Monday, 10 October 2011

Mt. Moriah cemetery in Philadelphia

Friday, October 7, 2011

Feeling positive about our results of yesterday's visit to Pottsville, we decided to take some time to see the sights of Philadelphia. Really, it would just be wrong somehow to be here for the better part of a week without seeing the Liberty Bell and Independence Hall. After breakfast, we walked to 5th and Market, and signed up for the hop-on, hop-off tour, which took us on a 90 minute drive around the city highlights on a double-decker bus. We meandered back towards the hotel, and stopped at the Mumbai Bistro for a quick and tasty lunch.

Once we got back to the hotel, I checked the email, and found a response from Ken Milano. I called his cell phone, and asked if he would be willing to take us to Mt. Moriah cemetery. We had determined that visiting Frankford and the Cedar Hill cemetery would be too much to do today, and furthermore, Haldane Hay's grave at Cedar Hill was less important to see compared to seeing Edward MacHarg's final resting place at Mt. Moriah, as I am directly descended from that line. Ken cautioned us that Mt. Moriah was overgrown, as the cemetery owners walked away from it in April this year. I had read the same in the news, but I hoped it might not be too bad. I had the map of the area from our visit to the Historical Society of Pennsylvania, and knew where the plot was, so off we went.

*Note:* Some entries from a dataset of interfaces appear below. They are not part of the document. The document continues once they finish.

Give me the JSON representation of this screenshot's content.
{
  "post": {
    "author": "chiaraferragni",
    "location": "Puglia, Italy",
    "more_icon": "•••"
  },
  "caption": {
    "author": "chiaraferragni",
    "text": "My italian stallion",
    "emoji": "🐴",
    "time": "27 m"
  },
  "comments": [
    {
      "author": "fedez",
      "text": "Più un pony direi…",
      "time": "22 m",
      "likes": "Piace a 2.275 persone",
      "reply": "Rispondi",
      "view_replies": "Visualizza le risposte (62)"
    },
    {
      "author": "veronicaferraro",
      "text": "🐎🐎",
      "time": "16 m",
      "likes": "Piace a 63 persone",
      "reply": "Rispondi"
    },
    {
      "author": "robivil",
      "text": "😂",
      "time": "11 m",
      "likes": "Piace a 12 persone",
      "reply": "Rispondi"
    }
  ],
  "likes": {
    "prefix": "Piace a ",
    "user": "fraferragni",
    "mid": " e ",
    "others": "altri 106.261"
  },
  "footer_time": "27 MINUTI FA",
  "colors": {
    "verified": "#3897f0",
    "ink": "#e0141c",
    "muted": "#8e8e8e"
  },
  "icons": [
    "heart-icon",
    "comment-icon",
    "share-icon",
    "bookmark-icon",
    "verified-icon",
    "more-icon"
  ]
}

Ken picked us up within about 20 minutes, and we headed toward the cemetery. He got us there, but it looked pretty bad from the road. We circled back and Ken drove in on the overgrown path, which was quite rough. After awhile, we saw a marker that indicated “Section 130” and noticed a car with the trunk open a bit further down the side path. Ken continued along, musing that it could be someone burying a body or something equally as sinister, and we came to a dead end. Unsure of where to go next, at Dad's urging, we turned around and went back to where the car was parked. There in the middle of the cemetery was a man mowing around one specific section. We asked him if he knew where we were in relation to the map we had, and he said he was maintaining Section 131, which was where some Methodist ministers were buried. Since the cemetery had been abandoned, he had been visiting every 2 weeks to maintain that section. Quite amazing, as it was not easy to access. He encouraged us to try to access the section we wanted, as it was adjacent to the Navy part of the cemetery, which was still being maintained by the military. We went back out to the main path, and continued along to what we figured was Section 142. Dad went ahead on foot, and paced out his best guess as to where it would be. As usual, he was bang on.

We jumped out of the car, and began to check the various stones for names and dates. We were not sure how our map of the section should be oriented on the ground, so Ken began phoning in to a colleague to ask whether we were even in the correct place. We were astounded by the brambles and the poor state of the area, and looked across a low fence to see someone maintaining the military part of the cemetery. We were quite frustrated by our inability to make sense of the map, and to find Plot 13. After a series of phone inquiries, we eventually determined we were in the right general area.

The last call Ken made was to ask about the “Latimer” stone, and he was told that it was placed in Plot 13, which was supposed to be the MacHarg plot. Hmmm. We looked all around that area, and found some small stones on the ground labeled “L” and “M” - they were perhaps to indicate a specific row, or could be to indicate the two families? In any event, we continued to probe the ground all around these stones, but did not find MacHarg anywhere. It was a shame, but at least we could say we had tried to find Edward and two of his sons. For our purposes, we'll perhaps think of this "M" stone as a marker for the "MacHarg" family.

We packed up and got back into the car, and thanked Ken for his willingness to take us to the cemetery, and for his effort to get us to the correct section. We would never have made it to the specific area without his help, as a taxi would never have agreed to drive in there!

1 comment:

  1. Wow! Thanks for posting all of this information about your trip. It's great to see the photos and follow your adventures. You are good sleuths! I can't believe the height of the brambles in the Mt. Moriah cemetary.